_DATA FOR THE TASK:_
+ + + + +
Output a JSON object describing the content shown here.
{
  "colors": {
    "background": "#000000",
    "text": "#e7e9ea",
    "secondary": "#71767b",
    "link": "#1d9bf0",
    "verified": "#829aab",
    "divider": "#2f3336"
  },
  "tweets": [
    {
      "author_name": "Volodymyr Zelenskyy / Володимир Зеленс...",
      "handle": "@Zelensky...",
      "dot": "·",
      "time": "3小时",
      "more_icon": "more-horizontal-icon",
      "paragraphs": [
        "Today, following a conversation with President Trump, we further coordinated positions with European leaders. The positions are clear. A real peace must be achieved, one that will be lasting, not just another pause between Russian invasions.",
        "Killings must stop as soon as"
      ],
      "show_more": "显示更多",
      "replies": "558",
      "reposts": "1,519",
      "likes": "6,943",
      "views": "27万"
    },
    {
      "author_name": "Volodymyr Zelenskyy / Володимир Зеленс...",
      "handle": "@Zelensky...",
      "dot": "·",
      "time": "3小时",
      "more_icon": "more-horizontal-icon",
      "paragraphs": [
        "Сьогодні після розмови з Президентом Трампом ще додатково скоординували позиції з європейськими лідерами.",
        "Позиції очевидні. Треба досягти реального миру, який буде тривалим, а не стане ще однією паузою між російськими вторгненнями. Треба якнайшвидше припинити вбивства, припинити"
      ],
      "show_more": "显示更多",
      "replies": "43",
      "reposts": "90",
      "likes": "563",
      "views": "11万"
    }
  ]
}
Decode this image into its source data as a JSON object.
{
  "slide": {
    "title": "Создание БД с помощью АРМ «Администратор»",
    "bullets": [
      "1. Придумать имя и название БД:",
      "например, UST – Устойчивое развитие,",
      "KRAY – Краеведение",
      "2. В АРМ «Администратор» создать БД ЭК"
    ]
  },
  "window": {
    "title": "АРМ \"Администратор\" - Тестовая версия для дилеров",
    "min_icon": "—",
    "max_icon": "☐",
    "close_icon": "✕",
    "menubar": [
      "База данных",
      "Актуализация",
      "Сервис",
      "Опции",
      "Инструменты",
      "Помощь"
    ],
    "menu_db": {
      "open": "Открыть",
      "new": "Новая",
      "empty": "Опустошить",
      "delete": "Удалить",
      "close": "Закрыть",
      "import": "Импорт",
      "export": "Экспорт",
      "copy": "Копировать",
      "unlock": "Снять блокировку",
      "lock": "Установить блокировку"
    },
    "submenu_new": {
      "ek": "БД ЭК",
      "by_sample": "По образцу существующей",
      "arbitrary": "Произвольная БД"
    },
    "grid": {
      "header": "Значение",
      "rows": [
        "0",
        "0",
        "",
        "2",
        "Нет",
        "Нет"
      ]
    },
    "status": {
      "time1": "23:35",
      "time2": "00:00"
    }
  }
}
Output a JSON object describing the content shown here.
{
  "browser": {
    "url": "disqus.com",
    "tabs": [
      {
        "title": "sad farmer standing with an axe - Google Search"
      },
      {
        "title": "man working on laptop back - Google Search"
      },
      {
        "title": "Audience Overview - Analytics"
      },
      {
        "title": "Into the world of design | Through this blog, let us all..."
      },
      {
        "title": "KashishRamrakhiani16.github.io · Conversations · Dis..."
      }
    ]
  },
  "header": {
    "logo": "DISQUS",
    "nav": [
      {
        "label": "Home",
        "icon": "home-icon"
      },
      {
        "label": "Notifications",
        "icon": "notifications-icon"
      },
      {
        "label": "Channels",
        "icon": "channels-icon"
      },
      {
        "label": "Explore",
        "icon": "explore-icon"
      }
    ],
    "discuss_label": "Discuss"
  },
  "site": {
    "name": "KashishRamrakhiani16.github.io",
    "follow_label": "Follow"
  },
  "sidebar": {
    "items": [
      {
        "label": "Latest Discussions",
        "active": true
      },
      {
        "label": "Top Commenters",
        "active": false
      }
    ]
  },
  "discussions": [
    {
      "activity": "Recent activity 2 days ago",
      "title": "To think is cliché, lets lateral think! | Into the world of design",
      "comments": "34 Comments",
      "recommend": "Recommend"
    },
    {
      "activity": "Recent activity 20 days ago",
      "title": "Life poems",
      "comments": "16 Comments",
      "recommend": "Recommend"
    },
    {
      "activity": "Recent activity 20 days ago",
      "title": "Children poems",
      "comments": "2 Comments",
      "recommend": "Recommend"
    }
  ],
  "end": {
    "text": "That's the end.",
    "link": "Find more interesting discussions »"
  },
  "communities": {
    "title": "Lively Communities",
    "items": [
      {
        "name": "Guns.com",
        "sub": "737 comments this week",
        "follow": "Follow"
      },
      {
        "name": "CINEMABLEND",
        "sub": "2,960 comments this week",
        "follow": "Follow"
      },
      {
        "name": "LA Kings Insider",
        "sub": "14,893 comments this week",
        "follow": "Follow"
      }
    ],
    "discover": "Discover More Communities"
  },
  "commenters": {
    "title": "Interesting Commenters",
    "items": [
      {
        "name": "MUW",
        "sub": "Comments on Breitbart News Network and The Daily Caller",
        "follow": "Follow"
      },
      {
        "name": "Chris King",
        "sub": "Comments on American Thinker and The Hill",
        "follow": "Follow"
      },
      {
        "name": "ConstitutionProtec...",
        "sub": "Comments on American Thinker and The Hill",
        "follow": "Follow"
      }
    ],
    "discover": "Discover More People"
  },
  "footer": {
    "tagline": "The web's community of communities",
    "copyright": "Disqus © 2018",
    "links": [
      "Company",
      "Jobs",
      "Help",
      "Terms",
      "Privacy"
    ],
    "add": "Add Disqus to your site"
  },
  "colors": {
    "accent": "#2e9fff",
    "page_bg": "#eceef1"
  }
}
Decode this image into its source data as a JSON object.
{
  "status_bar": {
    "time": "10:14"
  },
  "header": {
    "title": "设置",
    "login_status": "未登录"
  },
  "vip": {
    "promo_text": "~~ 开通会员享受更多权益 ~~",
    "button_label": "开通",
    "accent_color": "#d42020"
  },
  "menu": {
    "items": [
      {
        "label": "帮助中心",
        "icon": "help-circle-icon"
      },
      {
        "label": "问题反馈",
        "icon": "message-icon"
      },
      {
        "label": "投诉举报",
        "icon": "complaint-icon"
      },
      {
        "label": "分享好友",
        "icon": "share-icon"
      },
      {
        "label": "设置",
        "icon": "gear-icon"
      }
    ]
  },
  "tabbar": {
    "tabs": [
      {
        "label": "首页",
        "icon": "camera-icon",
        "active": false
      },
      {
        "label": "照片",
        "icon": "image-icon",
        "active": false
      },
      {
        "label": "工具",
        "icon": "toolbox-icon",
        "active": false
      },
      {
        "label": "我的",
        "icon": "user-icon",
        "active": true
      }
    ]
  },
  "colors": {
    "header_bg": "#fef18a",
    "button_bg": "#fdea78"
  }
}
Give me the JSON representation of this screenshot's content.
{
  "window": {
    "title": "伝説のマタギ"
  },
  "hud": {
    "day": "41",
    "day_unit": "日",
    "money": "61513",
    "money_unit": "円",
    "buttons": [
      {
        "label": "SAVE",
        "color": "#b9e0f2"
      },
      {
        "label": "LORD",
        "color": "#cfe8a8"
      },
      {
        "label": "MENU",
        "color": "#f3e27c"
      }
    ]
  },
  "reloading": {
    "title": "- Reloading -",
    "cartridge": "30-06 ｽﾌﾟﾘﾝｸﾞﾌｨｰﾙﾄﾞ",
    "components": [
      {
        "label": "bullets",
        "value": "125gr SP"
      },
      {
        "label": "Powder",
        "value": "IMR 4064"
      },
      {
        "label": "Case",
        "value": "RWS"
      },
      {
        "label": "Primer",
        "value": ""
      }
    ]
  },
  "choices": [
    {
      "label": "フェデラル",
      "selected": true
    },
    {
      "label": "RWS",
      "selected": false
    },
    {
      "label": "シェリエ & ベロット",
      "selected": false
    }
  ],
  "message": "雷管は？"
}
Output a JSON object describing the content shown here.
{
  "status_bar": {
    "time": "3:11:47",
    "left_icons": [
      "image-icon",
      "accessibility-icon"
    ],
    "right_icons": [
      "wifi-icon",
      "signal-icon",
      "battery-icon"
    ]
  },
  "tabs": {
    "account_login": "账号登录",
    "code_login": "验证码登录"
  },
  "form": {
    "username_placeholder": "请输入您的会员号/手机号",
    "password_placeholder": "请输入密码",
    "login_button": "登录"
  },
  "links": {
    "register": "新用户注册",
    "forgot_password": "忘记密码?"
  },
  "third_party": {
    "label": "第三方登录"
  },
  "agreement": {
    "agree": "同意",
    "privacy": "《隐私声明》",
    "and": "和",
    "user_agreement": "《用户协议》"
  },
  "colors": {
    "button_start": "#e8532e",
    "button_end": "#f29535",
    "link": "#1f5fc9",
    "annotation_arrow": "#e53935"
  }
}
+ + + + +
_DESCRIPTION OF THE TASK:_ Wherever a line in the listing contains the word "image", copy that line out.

_PROBLEM SOLUTION:_
Decode this image into its source data as a JSON object.
Decode this image into its source data as a JSON object.
        "icon": "image-icon",
      "image-icon",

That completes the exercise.